Avoiding personal commentary in court proceedings is more than a trial practice technique. It is the tip of a larger lesson on how to reduce stress in sharp-elbowed litigation. Injecting yourself into litigation can take a subtle toll on you. If you take the client’s problems so personally that you are willing to put your own credibility on the line, you have likely compromised your ability to give objective advice. It causes you to suffer through litigation in the same way your client does. Every obnoxious move by opposing counsel and every adverse ruling becomes a personal affront that begets stress, anxiety, and possibly unethical retaliatory behavior. Clients, attorneys, and the entire litigation process benefit when attorneys cultivate and maintain a professional detachment that allows them to evaluate both the strengths and weaknesses of their case and to dispassionately assess the behavior of the adversarial party.

While it is easy to recognize the risks of getting personal in litigation, refraining from such actions requires a conscious, conscientious effort. The world has become a less formal place, and courtroom advocacy is not immune from the trend. Influenced by unrealistic dramatic portrayals of attorneys in books, films, and television, clients expect their attorney to assume the client’s problems as if they were their own. Clients sometimes misconstrue detachment as disinterest and interpret undisciplined passion and ad hominem arguments as effective advocacy.

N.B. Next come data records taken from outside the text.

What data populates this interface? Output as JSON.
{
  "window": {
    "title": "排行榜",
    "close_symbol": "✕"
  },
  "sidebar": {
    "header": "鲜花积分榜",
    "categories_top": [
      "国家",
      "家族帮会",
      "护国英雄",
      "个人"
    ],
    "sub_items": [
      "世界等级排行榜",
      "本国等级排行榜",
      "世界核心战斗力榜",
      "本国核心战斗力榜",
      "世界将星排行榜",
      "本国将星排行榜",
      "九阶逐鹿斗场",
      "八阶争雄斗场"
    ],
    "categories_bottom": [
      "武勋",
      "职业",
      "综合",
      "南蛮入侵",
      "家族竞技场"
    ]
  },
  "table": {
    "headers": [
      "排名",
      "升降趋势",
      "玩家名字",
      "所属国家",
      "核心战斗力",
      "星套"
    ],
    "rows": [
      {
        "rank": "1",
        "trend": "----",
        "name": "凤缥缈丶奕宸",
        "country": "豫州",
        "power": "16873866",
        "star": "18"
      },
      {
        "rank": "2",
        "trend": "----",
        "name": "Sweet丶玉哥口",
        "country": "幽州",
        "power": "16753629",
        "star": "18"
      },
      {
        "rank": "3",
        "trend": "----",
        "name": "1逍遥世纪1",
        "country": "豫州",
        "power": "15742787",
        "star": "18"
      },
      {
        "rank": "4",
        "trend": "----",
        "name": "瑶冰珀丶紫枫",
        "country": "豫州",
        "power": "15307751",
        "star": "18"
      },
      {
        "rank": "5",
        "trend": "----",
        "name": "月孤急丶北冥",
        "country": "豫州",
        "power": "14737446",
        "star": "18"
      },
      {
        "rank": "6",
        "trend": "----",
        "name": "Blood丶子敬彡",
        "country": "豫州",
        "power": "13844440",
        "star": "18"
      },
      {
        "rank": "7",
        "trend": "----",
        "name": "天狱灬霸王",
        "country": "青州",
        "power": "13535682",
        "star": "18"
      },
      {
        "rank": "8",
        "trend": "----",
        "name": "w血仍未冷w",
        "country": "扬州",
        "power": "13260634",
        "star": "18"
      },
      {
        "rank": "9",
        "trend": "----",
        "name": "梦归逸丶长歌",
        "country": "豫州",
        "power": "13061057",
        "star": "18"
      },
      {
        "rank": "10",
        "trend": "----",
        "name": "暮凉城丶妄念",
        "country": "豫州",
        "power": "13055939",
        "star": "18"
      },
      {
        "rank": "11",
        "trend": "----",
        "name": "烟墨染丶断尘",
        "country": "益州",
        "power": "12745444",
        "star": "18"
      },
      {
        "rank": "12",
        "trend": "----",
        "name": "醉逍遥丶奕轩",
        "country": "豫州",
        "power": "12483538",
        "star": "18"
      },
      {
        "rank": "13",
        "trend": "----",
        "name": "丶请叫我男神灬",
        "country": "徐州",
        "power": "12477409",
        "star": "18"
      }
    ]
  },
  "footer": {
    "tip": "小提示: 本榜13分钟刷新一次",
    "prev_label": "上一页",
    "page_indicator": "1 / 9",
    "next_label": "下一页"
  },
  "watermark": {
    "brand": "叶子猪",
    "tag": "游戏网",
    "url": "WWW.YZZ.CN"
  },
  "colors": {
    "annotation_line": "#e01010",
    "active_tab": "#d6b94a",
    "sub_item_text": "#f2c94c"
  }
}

The British tradition of more detached, but pointed, courtroom advocacy sets a helpful example for American lawyers. Small changes, such as avoiding personal opinion in the courtroom, can help counsel maintain the separation that makes for effective advocacy. Excising the “I thinks” and similar statements from courtroom vocabulary can make for more persuasive arguments. Avoiding references to the client as “we” and to the arguments as “ours” can help to create the space necessary to consider the issues, rather than the personalities. If a client’s case depends on the credibility of a witness, counsel should endeavor to have the fact-finder evaluate the credibility of the witness, not the attorney. While no panacea exists, such conscious changes remind both litigator and client that we serve our clients best when we represent them and not ourselves.

Edward S. Robson, Esquire, is the managing shareholder of Robson & Robson and focuses his practice on litigation arising from commercial transactions, disputes among business owners, unfair competition, and mergers and acquisitions. He is a member of the Villanova Law J. Willard O’Brien American Inn of Court in Philadelphia, Pennsylvania.

© 2019 Edward S. Robson, Esquire. This article was originally published in the March/April 2019 issue of The Bencher, a bi-monthly publication of the American Inns of Court. This article, in full or in part, may not be copied, reprinted, distributed, or stored electronically in any form without the written consent of the American Inns of Court.